----- Provided records -----

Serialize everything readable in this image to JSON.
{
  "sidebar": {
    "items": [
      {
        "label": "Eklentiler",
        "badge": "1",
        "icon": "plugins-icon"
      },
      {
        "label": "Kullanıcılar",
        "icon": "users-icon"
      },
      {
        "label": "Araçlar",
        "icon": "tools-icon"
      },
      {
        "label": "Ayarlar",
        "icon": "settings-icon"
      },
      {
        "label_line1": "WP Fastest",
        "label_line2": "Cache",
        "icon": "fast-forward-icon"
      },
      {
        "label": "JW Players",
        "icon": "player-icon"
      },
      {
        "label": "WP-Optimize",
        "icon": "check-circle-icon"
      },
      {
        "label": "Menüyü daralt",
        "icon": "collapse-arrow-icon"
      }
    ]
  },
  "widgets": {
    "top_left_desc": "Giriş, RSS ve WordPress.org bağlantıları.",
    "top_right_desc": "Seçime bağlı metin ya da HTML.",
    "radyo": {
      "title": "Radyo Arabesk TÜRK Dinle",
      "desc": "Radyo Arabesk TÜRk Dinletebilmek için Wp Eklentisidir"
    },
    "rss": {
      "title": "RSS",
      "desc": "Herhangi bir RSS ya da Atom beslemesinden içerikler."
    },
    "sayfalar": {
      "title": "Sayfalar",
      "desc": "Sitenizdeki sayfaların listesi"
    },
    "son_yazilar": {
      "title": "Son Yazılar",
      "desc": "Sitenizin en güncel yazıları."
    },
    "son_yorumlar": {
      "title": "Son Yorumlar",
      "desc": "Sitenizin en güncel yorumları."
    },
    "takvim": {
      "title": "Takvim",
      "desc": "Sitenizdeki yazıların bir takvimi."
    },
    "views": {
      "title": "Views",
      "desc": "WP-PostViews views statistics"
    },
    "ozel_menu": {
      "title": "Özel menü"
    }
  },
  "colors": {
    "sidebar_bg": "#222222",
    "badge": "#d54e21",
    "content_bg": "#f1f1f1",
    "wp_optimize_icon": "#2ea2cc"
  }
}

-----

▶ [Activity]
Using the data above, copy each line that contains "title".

▶ [Answer for the task]
      "title": "Radyo Arabesk TÜRK Dinle",
      "title": "RSS",
      "title": "Sayfalar",
      "title": "Son Yazılar",
      "title": "Son Yorumlar",
      "title": "Takvim",
      "title": "Views",
      "title": "Özel menü"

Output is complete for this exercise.